◆ EXERCISE OBJECTIVE ◆
The entries follow. Copy every line in which "image" appears.

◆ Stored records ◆
——

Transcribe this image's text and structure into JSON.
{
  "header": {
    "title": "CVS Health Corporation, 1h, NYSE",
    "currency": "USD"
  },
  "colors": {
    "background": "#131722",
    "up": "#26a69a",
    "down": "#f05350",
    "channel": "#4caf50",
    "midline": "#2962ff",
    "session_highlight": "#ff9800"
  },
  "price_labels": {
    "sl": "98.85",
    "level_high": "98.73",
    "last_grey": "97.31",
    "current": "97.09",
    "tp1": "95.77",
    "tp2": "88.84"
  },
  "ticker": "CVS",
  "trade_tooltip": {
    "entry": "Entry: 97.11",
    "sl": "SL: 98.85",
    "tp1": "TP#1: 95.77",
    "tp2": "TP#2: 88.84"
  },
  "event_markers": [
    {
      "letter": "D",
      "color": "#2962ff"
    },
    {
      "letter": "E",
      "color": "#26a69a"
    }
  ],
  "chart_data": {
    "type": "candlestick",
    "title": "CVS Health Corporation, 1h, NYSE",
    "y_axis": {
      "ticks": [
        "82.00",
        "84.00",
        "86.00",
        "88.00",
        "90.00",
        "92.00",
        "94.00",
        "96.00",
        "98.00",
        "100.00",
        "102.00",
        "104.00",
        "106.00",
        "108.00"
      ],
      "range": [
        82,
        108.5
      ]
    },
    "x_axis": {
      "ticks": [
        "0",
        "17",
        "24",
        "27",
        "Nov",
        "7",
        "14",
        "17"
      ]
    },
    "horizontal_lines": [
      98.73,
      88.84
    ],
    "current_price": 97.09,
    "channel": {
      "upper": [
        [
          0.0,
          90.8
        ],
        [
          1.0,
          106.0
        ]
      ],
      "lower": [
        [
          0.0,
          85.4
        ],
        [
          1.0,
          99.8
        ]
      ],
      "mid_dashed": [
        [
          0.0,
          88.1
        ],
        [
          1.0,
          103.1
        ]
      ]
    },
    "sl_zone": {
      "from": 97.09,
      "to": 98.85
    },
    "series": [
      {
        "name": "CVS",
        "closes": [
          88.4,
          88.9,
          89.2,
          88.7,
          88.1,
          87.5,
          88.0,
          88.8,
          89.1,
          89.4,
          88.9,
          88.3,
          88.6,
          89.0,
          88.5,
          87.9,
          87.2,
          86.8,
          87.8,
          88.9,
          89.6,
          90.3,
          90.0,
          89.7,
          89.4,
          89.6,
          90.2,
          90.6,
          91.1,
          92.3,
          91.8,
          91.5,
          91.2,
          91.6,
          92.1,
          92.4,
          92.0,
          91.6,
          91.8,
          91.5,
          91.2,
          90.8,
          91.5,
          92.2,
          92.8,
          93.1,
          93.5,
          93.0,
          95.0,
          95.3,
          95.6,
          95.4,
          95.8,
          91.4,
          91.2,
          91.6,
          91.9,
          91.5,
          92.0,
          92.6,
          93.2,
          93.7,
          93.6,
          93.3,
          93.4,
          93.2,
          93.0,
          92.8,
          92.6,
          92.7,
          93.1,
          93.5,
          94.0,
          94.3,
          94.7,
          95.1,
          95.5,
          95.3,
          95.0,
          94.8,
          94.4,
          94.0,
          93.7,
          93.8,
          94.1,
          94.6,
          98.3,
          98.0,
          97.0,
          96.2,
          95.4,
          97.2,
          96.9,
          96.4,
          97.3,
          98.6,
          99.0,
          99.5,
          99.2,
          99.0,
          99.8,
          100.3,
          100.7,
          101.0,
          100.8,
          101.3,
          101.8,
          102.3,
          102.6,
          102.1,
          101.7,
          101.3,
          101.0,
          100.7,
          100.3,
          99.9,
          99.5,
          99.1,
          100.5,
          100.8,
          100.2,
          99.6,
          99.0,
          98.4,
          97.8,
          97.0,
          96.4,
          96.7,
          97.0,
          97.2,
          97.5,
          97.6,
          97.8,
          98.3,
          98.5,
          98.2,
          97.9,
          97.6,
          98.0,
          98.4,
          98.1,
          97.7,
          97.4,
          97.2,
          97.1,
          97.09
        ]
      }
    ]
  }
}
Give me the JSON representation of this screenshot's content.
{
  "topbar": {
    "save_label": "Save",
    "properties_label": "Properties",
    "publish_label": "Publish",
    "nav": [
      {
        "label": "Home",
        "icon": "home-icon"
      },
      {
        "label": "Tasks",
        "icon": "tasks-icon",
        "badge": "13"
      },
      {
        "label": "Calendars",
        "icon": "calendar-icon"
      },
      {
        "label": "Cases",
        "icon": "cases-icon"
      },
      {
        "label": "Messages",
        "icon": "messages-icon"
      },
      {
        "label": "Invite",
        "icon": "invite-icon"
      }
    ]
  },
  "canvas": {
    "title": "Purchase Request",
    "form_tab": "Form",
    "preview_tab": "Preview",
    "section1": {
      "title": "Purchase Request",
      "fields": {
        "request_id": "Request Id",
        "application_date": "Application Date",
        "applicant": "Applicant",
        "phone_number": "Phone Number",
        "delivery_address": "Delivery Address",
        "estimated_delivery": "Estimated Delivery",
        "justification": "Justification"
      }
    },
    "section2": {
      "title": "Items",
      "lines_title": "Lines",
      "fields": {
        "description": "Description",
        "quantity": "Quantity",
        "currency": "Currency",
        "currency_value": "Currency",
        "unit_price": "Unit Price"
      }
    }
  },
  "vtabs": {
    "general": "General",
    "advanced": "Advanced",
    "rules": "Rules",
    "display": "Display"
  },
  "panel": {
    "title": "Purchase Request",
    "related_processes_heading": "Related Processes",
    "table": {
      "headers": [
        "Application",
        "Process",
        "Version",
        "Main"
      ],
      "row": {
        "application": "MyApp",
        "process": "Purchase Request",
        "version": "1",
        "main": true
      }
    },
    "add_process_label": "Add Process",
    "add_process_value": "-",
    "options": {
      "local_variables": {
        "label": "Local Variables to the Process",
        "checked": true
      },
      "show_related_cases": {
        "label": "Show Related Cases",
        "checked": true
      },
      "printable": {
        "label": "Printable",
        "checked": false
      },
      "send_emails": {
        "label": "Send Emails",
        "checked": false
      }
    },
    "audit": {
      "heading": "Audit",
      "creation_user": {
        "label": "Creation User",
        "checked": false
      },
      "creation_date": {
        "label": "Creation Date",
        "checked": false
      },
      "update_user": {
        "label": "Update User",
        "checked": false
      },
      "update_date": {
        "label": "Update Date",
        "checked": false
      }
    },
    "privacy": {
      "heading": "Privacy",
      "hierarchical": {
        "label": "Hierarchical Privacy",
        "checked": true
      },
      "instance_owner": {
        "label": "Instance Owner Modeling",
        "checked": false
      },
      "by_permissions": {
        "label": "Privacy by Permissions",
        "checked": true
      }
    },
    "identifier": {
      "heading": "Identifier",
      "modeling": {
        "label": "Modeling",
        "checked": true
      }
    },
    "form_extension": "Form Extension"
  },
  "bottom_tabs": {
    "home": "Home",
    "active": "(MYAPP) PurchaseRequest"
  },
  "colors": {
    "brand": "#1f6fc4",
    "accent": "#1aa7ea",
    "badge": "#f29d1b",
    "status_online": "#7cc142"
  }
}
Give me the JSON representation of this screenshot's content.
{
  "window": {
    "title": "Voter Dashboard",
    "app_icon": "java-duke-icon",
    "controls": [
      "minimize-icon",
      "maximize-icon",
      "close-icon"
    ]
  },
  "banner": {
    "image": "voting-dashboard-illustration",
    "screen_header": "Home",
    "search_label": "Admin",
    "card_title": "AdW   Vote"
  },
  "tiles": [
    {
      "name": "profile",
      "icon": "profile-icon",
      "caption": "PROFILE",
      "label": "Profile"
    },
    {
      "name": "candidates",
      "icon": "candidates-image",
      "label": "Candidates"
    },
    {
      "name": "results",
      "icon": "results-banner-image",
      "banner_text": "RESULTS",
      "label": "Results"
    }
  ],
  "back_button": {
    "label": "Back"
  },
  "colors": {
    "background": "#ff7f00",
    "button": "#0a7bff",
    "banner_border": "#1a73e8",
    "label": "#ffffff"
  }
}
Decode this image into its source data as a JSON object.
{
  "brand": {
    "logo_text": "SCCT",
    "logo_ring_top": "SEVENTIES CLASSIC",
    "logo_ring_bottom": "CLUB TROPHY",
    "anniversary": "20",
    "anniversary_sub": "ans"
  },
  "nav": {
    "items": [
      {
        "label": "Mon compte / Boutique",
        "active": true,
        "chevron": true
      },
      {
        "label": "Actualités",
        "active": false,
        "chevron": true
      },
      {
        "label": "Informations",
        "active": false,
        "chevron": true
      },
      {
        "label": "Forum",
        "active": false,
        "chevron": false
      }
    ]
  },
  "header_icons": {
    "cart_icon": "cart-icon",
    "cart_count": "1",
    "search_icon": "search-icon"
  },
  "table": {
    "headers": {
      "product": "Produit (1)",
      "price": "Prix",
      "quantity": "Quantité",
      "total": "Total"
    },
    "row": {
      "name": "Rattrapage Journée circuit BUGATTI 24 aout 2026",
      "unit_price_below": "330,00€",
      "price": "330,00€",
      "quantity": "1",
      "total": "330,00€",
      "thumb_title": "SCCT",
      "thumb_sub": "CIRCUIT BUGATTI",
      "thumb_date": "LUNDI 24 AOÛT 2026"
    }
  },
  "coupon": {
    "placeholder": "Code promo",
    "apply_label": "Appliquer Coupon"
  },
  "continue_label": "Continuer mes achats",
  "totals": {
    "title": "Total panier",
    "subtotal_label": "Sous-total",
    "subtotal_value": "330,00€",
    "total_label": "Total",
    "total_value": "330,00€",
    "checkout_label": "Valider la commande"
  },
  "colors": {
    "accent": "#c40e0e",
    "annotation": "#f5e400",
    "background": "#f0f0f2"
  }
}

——

◆ EXERCISE ANSWER ◆
Transcribe this image's text and structure into JSON.
    "image": "voting-dashboard-illustration",
      "icon": "candidates-image",
      "icon": "results-banner-image",
Decode this image into its source data as a JSON object.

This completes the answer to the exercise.